BOISE, Idaho (AP) — A proposed meeting Wednesday by far-right Idaho House members to form a quorum at the Statehouse and force the Legislature to reconvene to prohibit vaccine mandates is grandstanding and illegitimate and has no chance of succeeding, key lawmakers said.
Far-right lawmakers have said they will hold the meeting anyway to try to get enough members to show up so they can force the Legislature to reconvene. Many Idaho Republican lawmakers are angry with the vaccine mandate that President Joe Biden announced last week.
Republican Rep. Judy Boyle, one of the House’s more conservative lawmakers, said she would support a state law banning vaccine mandates but will not attend Wednesday's gathering after she had a recent discussion with other lawmakers, whom she declined to name.
“They made it very clear it's about grandstanding instead of getting something done,” she said on Monday while attending a protest of Biden's visit to the National Interagency Fire Center. “And I want to get something done.”
She also said far-right lawmakers would need support from more moderate Republicans, which collapsed during the discussion.
“A couple of my colleagues blew that up the other night, and the moderates all fled,” she said, adding that the conservatives “messed it up.”
Biden, who visited to discuss wildfire issues with Republican Gov. Brad Little, last Thursday announced sweeping new vaccine mandates affecting 100 million Americans.
The vaccine requirement states that employers with more than 100 workers must require them to be vaccinated or test them for the virus weekly.
Workers at health facilities who receive federal Medicare or Medicaid will also have to be fully vaccinated, as well as employees of the executive branch and contractors who do business with the federal government.

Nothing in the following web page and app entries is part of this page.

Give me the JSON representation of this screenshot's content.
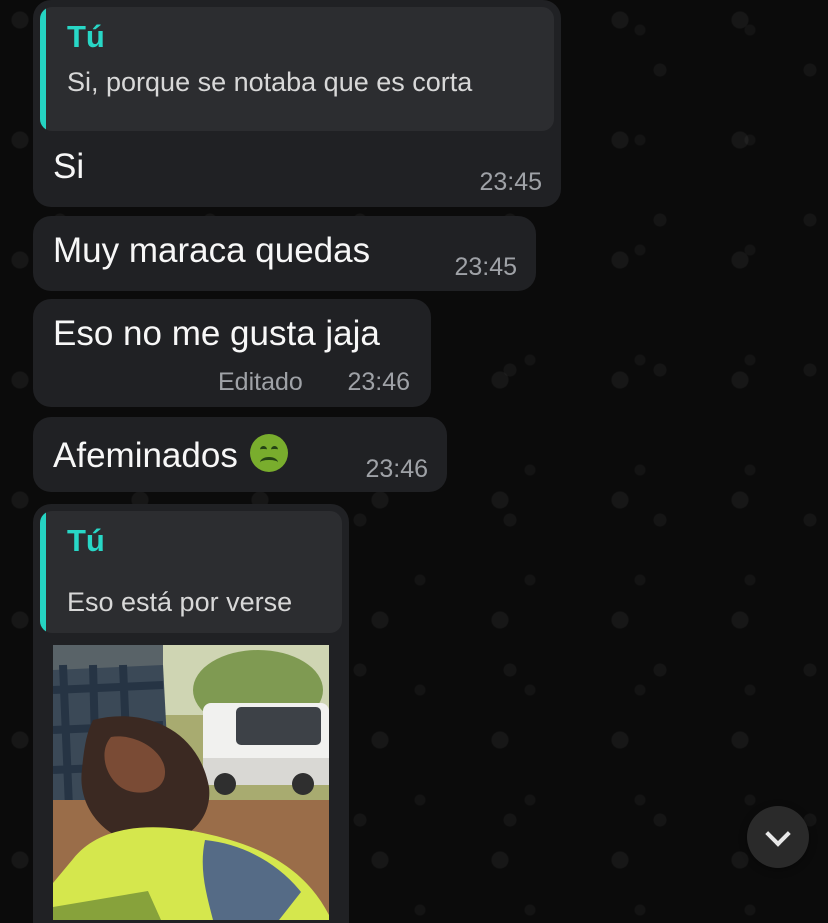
{
  "messages": [
    {
      "reply_author": "Tú",
      "reply_text": "Si, porque se notaba que es corta",
      "text": "Si",
      "time": "23:45"
    },
    {
      "text": "Muy maraca quedas",
      "time": "23:45"
    },
    {
      "text": "Eso no me gusta jaja",
      "edited": "Editado",
      "time": "23:46"
    },
    {
      "text": "Afeminados",
      "emoji": "nauseated-face-icon",
      "time": "23:46"
    },
    {
      "reply_author": "Tú",
      "reply_text": "Eso está por verse",
      "media": "gif-preview"
    }
  ],
  "colors": {
    "background": "#0b0b0b",
    "bubble": "#202124",
    "quote_accent": "#25d3c2",
    "text": "#f7f7f7",
    "meta": "#9fa2a7"
  },
  "scroll_button": {
    "icon": "chevron-down-icon"
  }
}
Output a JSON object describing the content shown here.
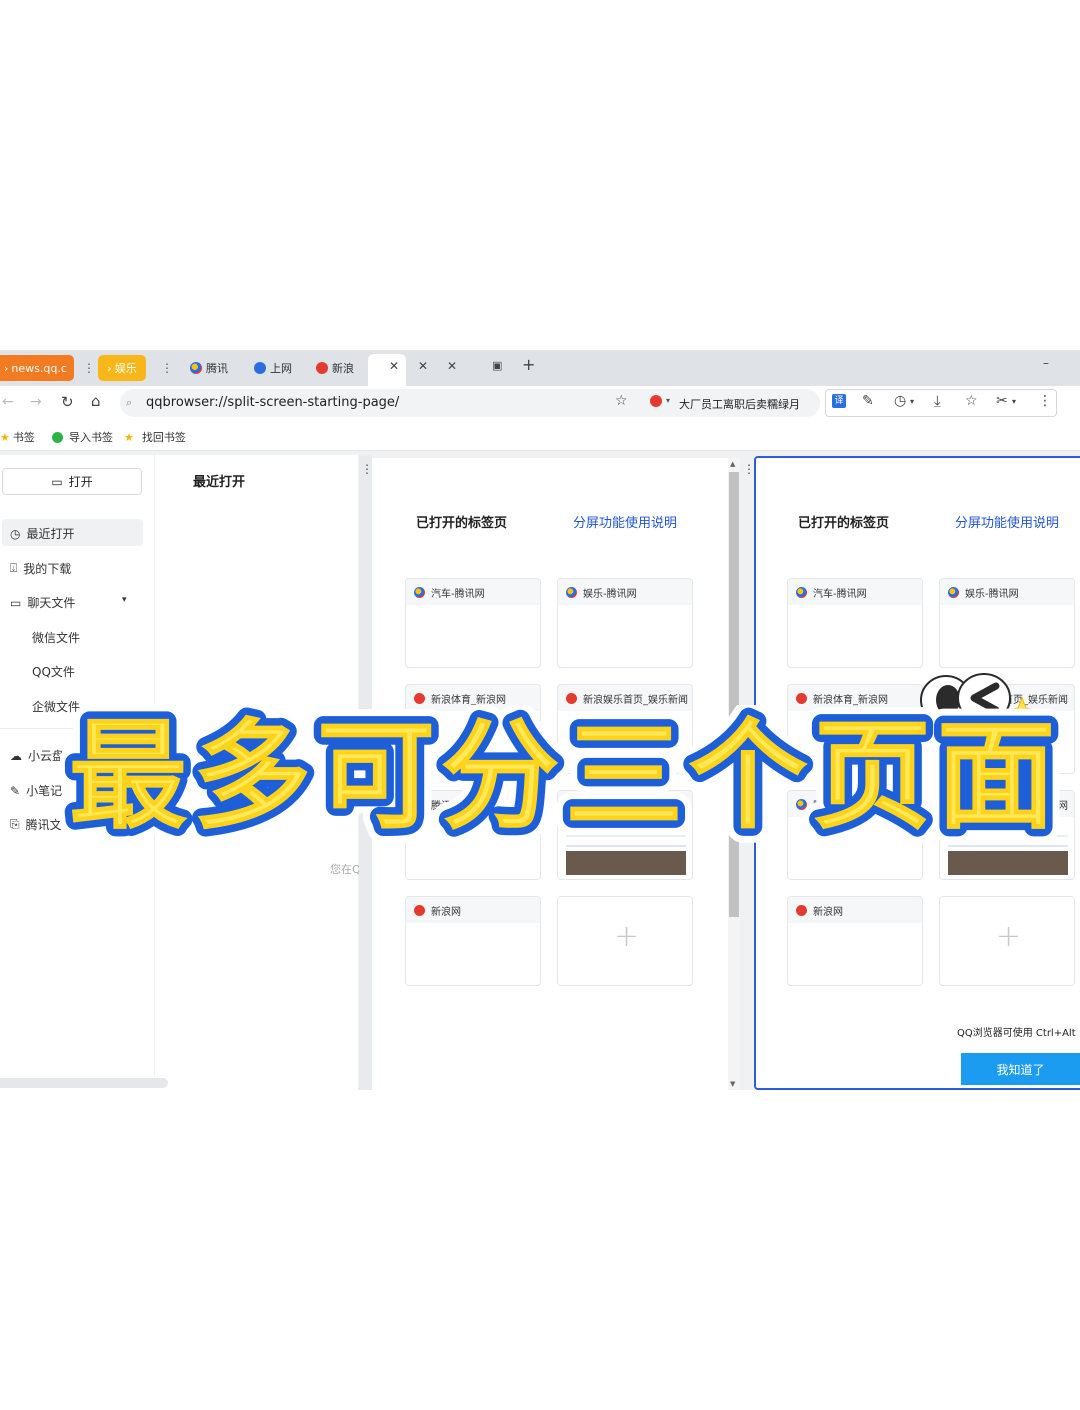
{
  "tabs": {
    "news": "news.qq.c",
    "ent": "娱乐",
    "t1": "腾讯",
    "t2": "上网",
    "t3": "新浪"
  },
  "toolbar": {
    "url": "qqbrowser://split-screen-starting-page/",
    "search_hint": "大厂员工离职后卖糯绿月"
  },
  "bookmarks": {
    "b1": "书签",
    "b2": "导入书签",
    "b3": "找回书签"
  },
  "sidebar": {
    "open": "打开",
    "recent": "最近打开",
    "downloads": "我的下载",
    "chat": "聊天文件",
    "wechat": "微信文件",
    "qq": "QQ文件",
    "wecom": "企微文件",
    "cloud": "小云盘",
    "notes": "小笔记",
    "docs": "腾讯文档"
  },
  "pane1": {
    "title": "最近打开",
    "faded": "您在Q"
  },
  "pane2": {
    "heading": "已打开的标签页",
    "help": "分屏功能使用说明",
    "cards": [
      "汽车-腾讯网",
      "娱乐-腾讯网",
      "新浪体育_新浪网",
      "新浪娱乐首页_娱乐新闻",
      "腾讯网",
      "",
      "新浪网"
    ]
  },
  "pane3": {
    "heading": "已打开的标签页",
    "help": "分屏功能使用说明",
    "cards": [
      "汽车-腾讯网",
      "娱乐-腾讯网",
      "新浪体育_新浪网",
      "首页_娱乐新闻",
      "腾讯网",
      "网",
      "新浪网"
    ],
    "hint": "QQ浏览器可使用 Ctrl+Alt",
    "ok": "我知道了"
  },
  "overlay": {
    "title": "最多可分三个页面"
  },
  "colors": {
    "tab_news": "#f27a21",
    "tab_ent": "#f7b719",
    "accent": "#2356d6",
    "ok_button": "#1c9cf1",
    "title_fill": "#ffe95a",
    "title_stroke": "#1d5fd8"
  }
}
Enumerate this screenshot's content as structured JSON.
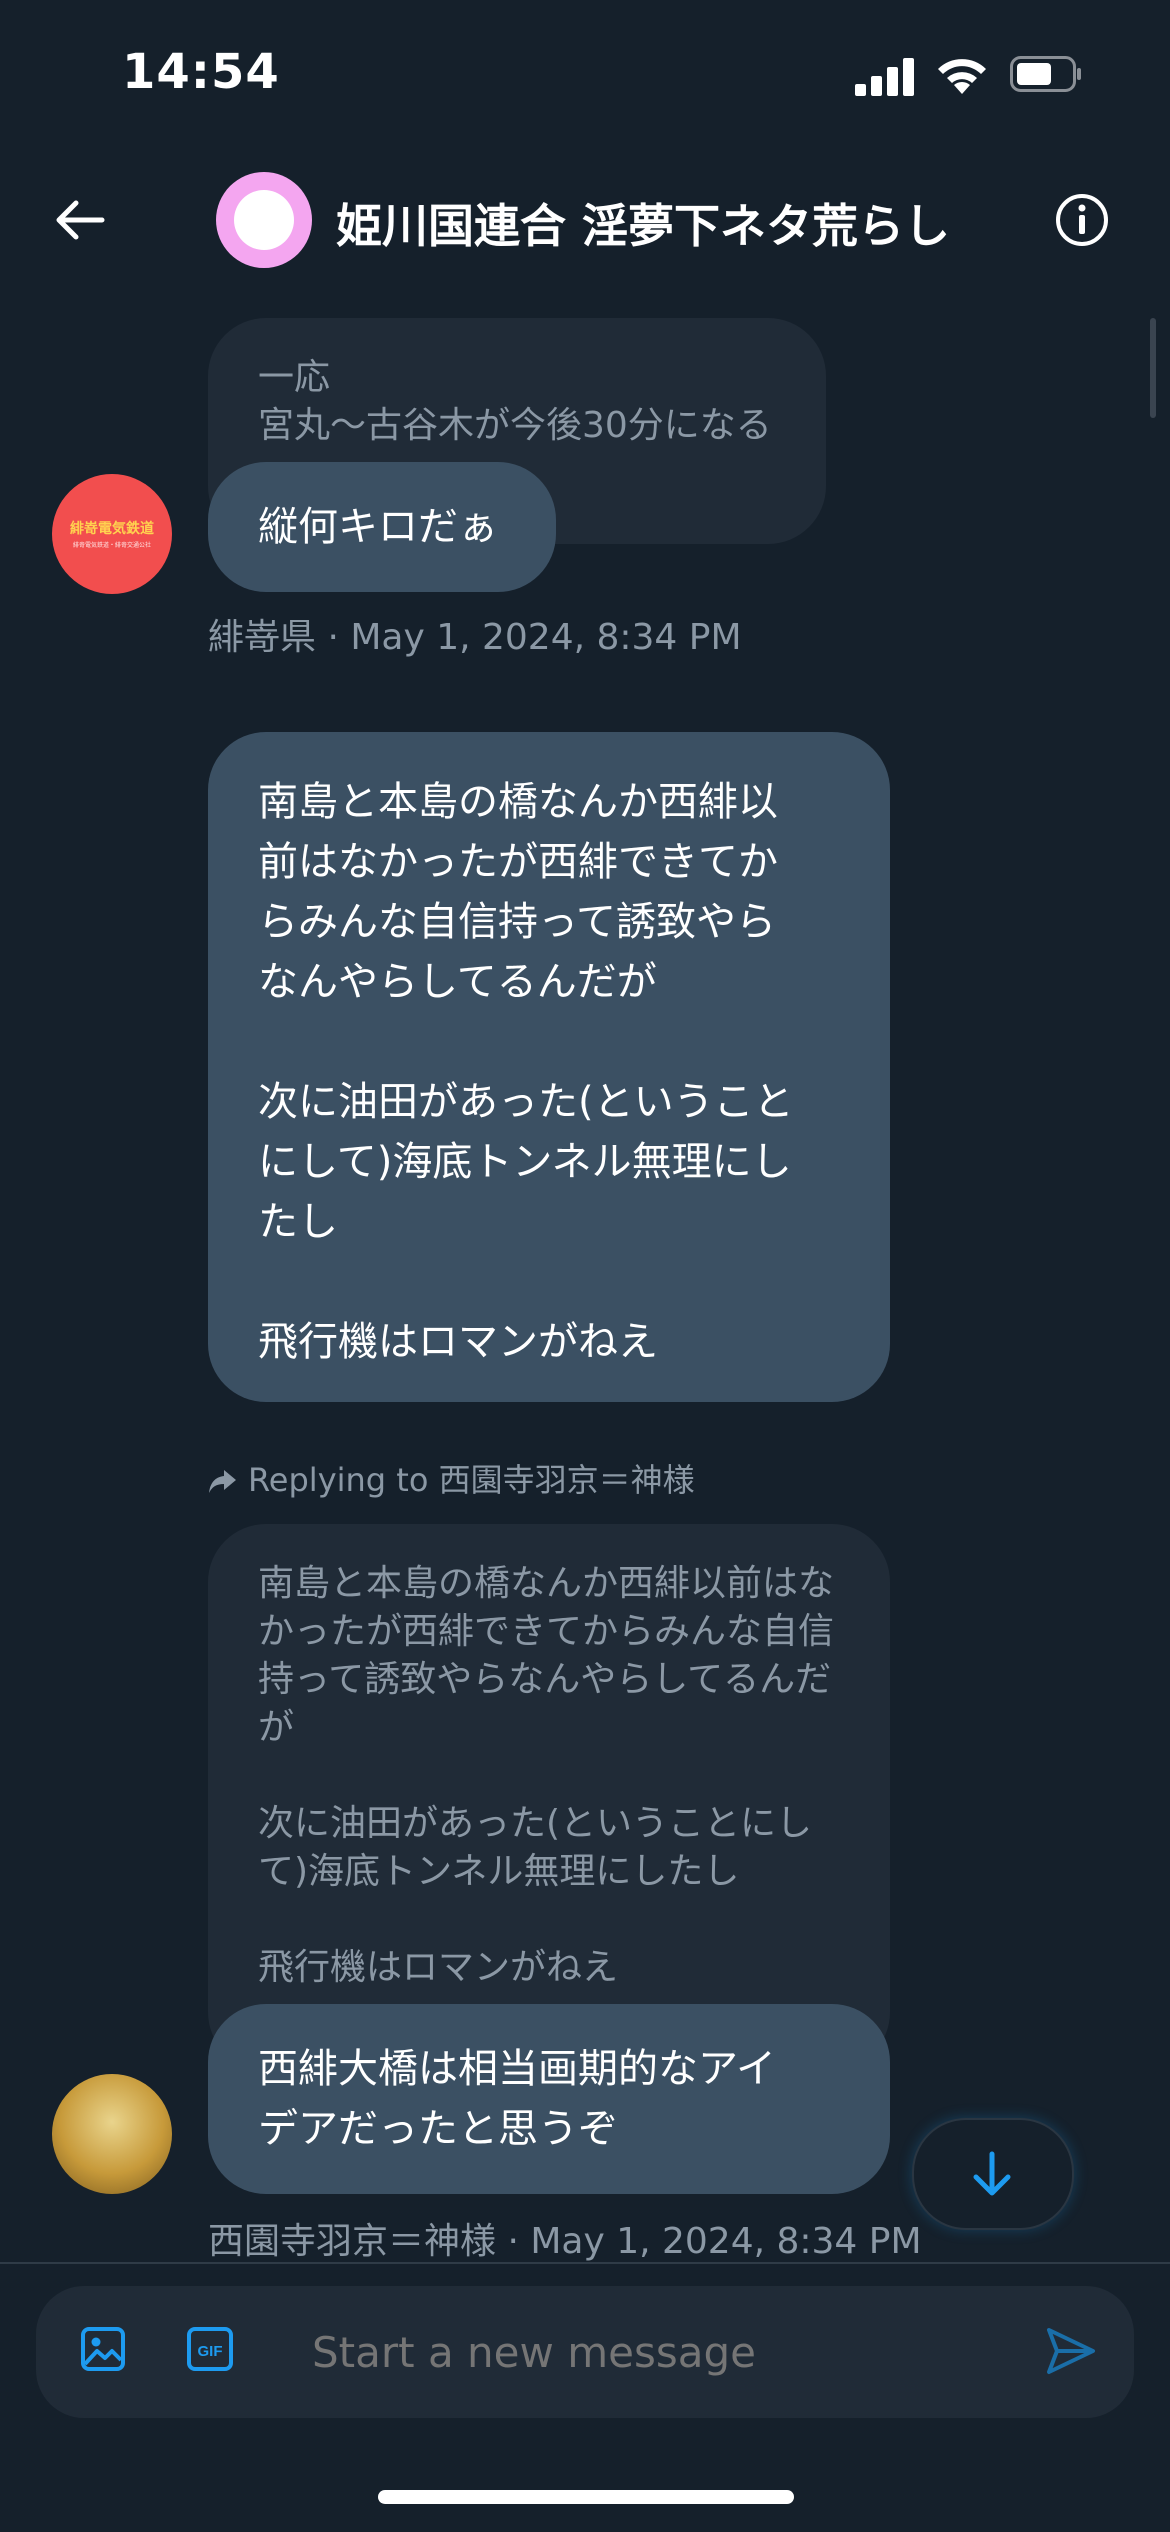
{
  "status": {
    "time": "14:54"
  },
  "header": {
    "title": "姫川国連合 淫夢下ネタ荒らし"
  },
  "messages": [
    {
      "quote": "一応\n宮丸〜古谷木が今後30分になる",
      "text": "縦何キロだぁ",
      "meta": "緋嵜県 · May 1, 2024, 8:34 PM",
      "avatar_text": "緋嵜電気鉄道",
      "avatar_subtext": "緋嵜電気鉄道・緋嵜交通公社"
    },
    {
      "text": "南島と本島の橋なんか西緋以\n前はなかったが西緋できてか\nらみんな自信持って誘致やら\nなんやらしてるんだが\n\n次に油田があった(ということ\nにして)海底トンネル無理にし\nたし\n\n飛行機はロマンがねえ"
    },
    {
      "reply_to": "Replying to 西園寺羽京＝神様",
      "quote": "南島と本島の橋なんか西緋以前はな\nかったが西緋できてからみんな自信\n持って誘致やらなんやらしてるんだ\nが\n\n次に油田があった(ということにし\nて)海底トンネル無理にしたし\n\n飛行機はロマンがねえ",
      "text": "西緋大橋は相当画期的なアイ\nデアだったと思うぞ",
      "meta": "西園寺羽京＝神様 · May 1, 2024, 8:34 PM"
    }
  ],
  "composer": {
    "placeholder": "Start a new message"
  },
  "icons": {
    "back": "arrow-left-icon",
    "info": "info-icon",
    "image": "image-icon",
    "gif": "gif-icon",
    "send": "send-icon",
    "scroll_down": "arrow-down-icon",
    "reply": "reply-arrow-icon"
  },
  "colors": {
    "background": "#15202b",
    "bubble": "#3b5063",
    "quote_bubble": "#202b37",
    "accent": "#1d9bf0",
    "muted_text": "#8b98a5"
  }
}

Little can call a special session to bring lawmakers to the Statehouse. Republican House Speaker Scott Bedke and Republican Senate Pro Tempore Chuck Winder also said they can reconvene the Legislature because the House never formally adjourned earlier this year.
While none are currently inclined to bring lawmakers back to Boise, the three in a joint statement Tuesday afternoon said they are working with the attorney general's office and governor's legal counsel to take "legal action to stop President Biden's unprecedented government overreach into the private sector with his new COVID-19 plan.”
Bedke said Monday he wouldn't reconvene the House unless there’s wide support for specific legislation.
“No, not at this time,” he said in a text message asking him whether he would call lawmakers back to the Statehouse.
The Idaho Senate Majority Caucus, comprised of the chamber's Republican leaders, in a statement on Monday said the attempt by some House members to force the House to reconvene is not allowed under a House resolution “and is therefore unofficial and illegitimate.”
Specifically, the House passed a resolution earlier this year to end the Legislature's regular session by recessing instead of officially adjourning. According to the resolution, only Bedke can reconvene the House.
On Tuesday after Biden's visit to Idaho, Bedke said he needed to take action. He instructed members of the Committee on Federalism to find a way to defend Idaho “against this administration’s unrelenting acts of federal overreach” at the committee's Sept. 28 meeting. The committee typically takes up issues involving state sovereignty.
Republican Rep. Heather Scott in her legislative newsletter on Saturday, said Wednesday's meeting "will be an attempt to attain a 35-member quorum of committed legislators to pass a bill to protect individuals from medical tyranny.”
Republican Rep. Mike Kingsley said Monday, while attending the Biden protest near the fire center, that he would attend the gathering. He wasn't sure how many other lawmakers would be there.
“I’m getting calls and calls and emails from people who are losing their jobs due to the mandates,” he said, undeterred by potential obstacles to reconvening the House. “We don't know until we see.”
Calling back the Legislature would cost thousands of dollars a day. It would also occur as Idaho hospitals face a surge of unvaccinated COVID-19 patients.
Lawmakers had to recess during the regular legislative session earlier this year after a COVID-19 outbreak among lawmakers, mainly Republicans who tend not to wear masks.
COVID-19 cases are spiking in the state due to the delta variant and poor vaccination rates, overwhelming the state’s healthcare system.